A judge on the Oracle suit ruled in favor of Amazon by way of rejecting Oracle’s claims. Over time, Oracle dropped out of the bid, leaving Microsoft and Amazon as the lone two solution providers. In mid 2019, the Trump administration made a public showing of interest in the JEDI contract, assigning newly appointed defense secretary Mark Espers to re-examine the $10 billion cloud-computing contract.
Espers shortly resigned from the oversight committee appointed to JEDI contract due to obvious conflicts of interest. A month later Microsoft was awarded the JEDI contract, and a few weeks later Amazon filed its first injunction.

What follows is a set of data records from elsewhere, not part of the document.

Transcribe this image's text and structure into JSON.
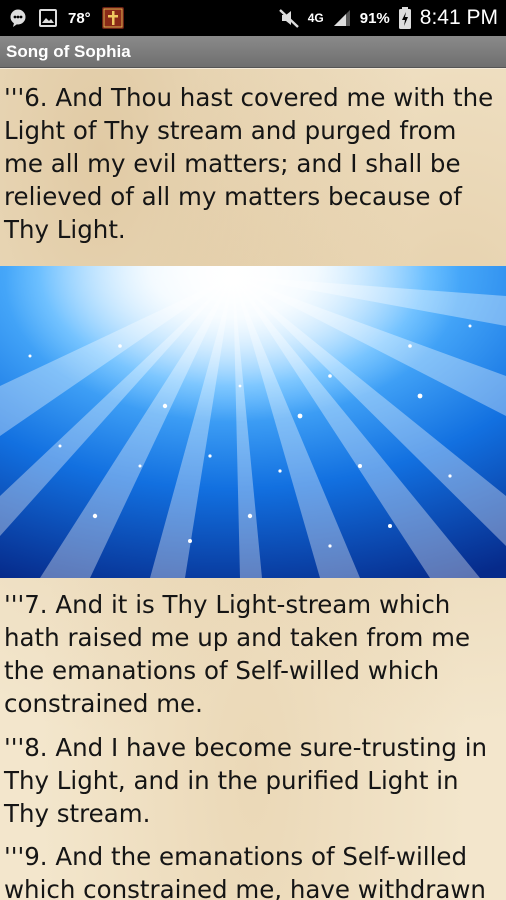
{
  "status_bar": {
    "temperature": "78°",
    "network": "4G",
    "battery": "91%",
    "time": "8:41 PM"
  },
  "app": {
    "title": "Song of Sophia"
  },
  "content": {
    "verse_6": "'''6. And Thou hast covered me with the Light of Thy stream and purged from me all my evil matters; and I shall be relieved of all my matters because of Thy Light.",
    "verse_7": "'''7. And it is Thy Light-stream which hath raised me up and taken from me the emanations of Self-willed which constrained me.",
    "verse_8": "'''8. And I have become sure-trusting in Thy Light, and in the purified Light in Thy stream.",
    "verse_9": "'''9. And the emanations of Self-willed which constrained me, have withdrawn"
  },
  "colors": {
    "status_bar": "#000000",
    "title_bar": "#7c7c7c",
    "parchment": "#f3e6cc",
    "text": "#151515",
    "light_blue": "#1a8cf0"
  },
  "icons": [
    "chat-bubble-icon",
    "picture-icon",
    "bible-app-icon",
    "mute-icon",
    "signal-icon",
    "battery-icon"
  ]
}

Since its first injunction request, Amazon has filed two more complaints that mirror the singular claim that former president Donald Trump’s public disdain for Amazon founder Jeff Bezos, played a critical role in Microsoft’s win of the JEDI contract. Holding back no punches, Amazon has repeatedly claimed Microsoft’s Azure cloud computing service to be inferior and more expensive than its AWS product.
Despite a Pentagon inspector general advising that the Trump administration hadn’t violated any ethical standards in awarding Microsoft the JEDI contract, Amazon continues to seek legal remedies to stall its implementation and force a re-evaluation of the solutions.

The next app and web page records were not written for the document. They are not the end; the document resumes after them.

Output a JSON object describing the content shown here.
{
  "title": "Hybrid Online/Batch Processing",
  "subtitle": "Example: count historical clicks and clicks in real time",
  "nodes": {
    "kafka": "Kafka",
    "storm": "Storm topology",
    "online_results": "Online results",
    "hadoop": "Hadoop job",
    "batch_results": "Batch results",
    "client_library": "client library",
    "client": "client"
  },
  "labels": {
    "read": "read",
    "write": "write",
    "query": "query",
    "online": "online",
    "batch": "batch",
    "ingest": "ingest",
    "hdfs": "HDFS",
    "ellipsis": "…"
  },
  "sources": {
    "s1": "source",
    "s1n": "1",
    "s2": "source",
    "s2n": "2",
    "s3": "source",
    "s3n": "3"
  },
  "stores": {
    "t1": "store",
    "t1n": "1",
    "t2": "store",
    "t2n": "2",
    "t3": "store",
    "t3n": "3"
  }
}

Unbeknownst to many, the endowment of the JEDI contract was only the first act of a two-part act that would put the multiyear $10 billion deal into a legal quagmire with neither Amazon nor Microsoft able to begin work with the US Department of Defense.

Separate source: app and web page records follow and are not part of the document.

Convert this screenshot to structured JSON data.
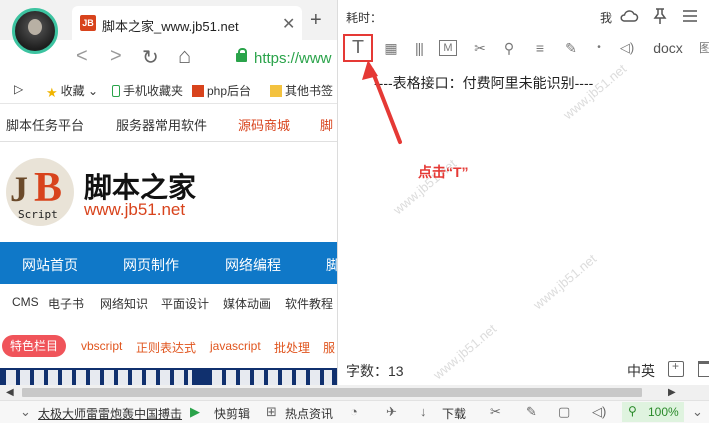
{
  "browser": {
    "tab_title": "脚本之家_www.jb51.net",
    "tab_favicon": "JB",
    "tab_close": "✕",
    "new_tab": "+",
    "url": "https://www",
    "nav_icons": {
      "back": "<",
      "forward": ">",
      "reload": "↻",
      "home": "⌂"
    },
    "bookmarks": [
      "▷",
      "收藏",
      "手机收藏夹",
      "php后台",
      "其他书签"
    ],
    "site_nav": [
      "脚本任务平台",
      "服务器常用软件",
      "源码商城",
      "脚"
    ],
    "logo": {
      "j": "J",
      "b": "B",
      "script": "Script",
      "name": "脚本之家",
      "url": "www.jb51.net"
    },
    "blue_nav": [
      "网站首页",
      "网页制作",
      "网络编程",
      "脚"
    ],
    "sub_nav": [
      "CMS",
      "电子书",
      "网络知识",
      "平面设计",
      "媒体动画",
      "软件教程"
    ],
    "tag_special": "特色栏目",
    "tags": [
      "vbscript",
      "正则表达式",
      "javascript",
      "批处理",
      "服"
    ]
  },
  "ocr_panel": {
    "elapsed_label": "耗时：",
    "me_label": "我",
    "icons": {
      "cloud": "cloud-icon",
      "pin": "pin-icon",
      "menu": "menu-icon"
    },
    "toolbar": {
      "text": "T",
      "table": "▦",
      "columns": "|||",
      "m": "M",
      "cut": "✂",
      "search": "⚲",
      "align": "≡",
      "edit": "✎",
      "dot": "•",
      "speaker": "◁)",
      "docx": "docx",
      "image": "图"
    },
    "result_text": "----表格接口：付费阿里未能识别----",
    "hint": "点击“T”",
    "char_count": "字数：13",
    "lang_toggle": "中英",
    "watermark": "www.jb51.net",
    "accent_color": "#e53935"
  },
  "scrollbar": {
    "left": "◀",
    "right": "▶"
  },
  "statusbar": {
    "expand": "⌄",
    "news": "太极大师雷雷炮轰中国搏击",
    "video_label": "快剪辑",
    "hot_news": "热点资讯",
    "download": "下载",
    "zoom": "100%"
  }
}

If a judge were to side in favor of Amazon, the win could force the DoD to host another years-long bidding process again which is, perhaps, why defense officials are getting antsy at the idea of shelving the project altogether.
According to the Wall Street Journal, “Ms. Hicks and other Pentagon officials say there is a pressing need to implement a cloud program that serves most of its branches and departments. The JEDI contract, valued at up to $10 billion over 10 years, aims to allow the Pentagon to consolidate its current patchwork of data systems, give defense personnel better access to real-time information and put the Defense Department on a stronger footing to develop artificial-intelligence capabilities that are seen as vital in the future.”
On the face of it, it could seem like a “take my ball, and go home” approach to a highly sophisticated future proofing solution for DoD and may lend further credence to Amazon’s claim of unduly adjudication of the contract; with some viewing the decision as a smoke screen to conceal any exculpatory evidence that points to Microsoft favorability by the prior administration.
Either way, as time crawls on, lawmakers and government contract experts are pitching the idea that a multivendor approach may be a quicker and more efficient way to get a similar JEDI-like project up and off the ground at this point.
Not only would a multivendor JEDI approach eliminate potential single-point access flaws, it would circumvent any future claims of impropriety or favorability from the DoD as it awards future contracts. The current system the DoD utilizes is already a patch work of separate solutions, but are based on decades old technology.
While it would could have been another huge notch on the Azure belt of contracts, it’s increasingly becoming a reality that Microsoft may walk away from the JEDI contract as bit-player rather than the solitary arbiter of the DoD’s future cloud computing infrastructure.
With that being said, Microsoft seems prepared for that eventuality as it moves on to larger multi-billion contracts and puts its support behind the US government amid ‘prolonged’ litigation.
“We agree with the U.S. [government] that prolonged litigation is harmful and has delayed getting this technology to our military service members who need it. We stand ready to support the Defense Department to deliver on JEDI and other mission critical DoD projects.”
It is also unclear where this will leave Amazon and the DoD if this becomes the reality of the JEDI contract. Amazon already partners with the DoD and other defense branches.
Amazon declined comment when asked by the Wall Street Journal regarding the news of defense officials potentially looking beyond the JEDI contract and the company’s current legal complaint.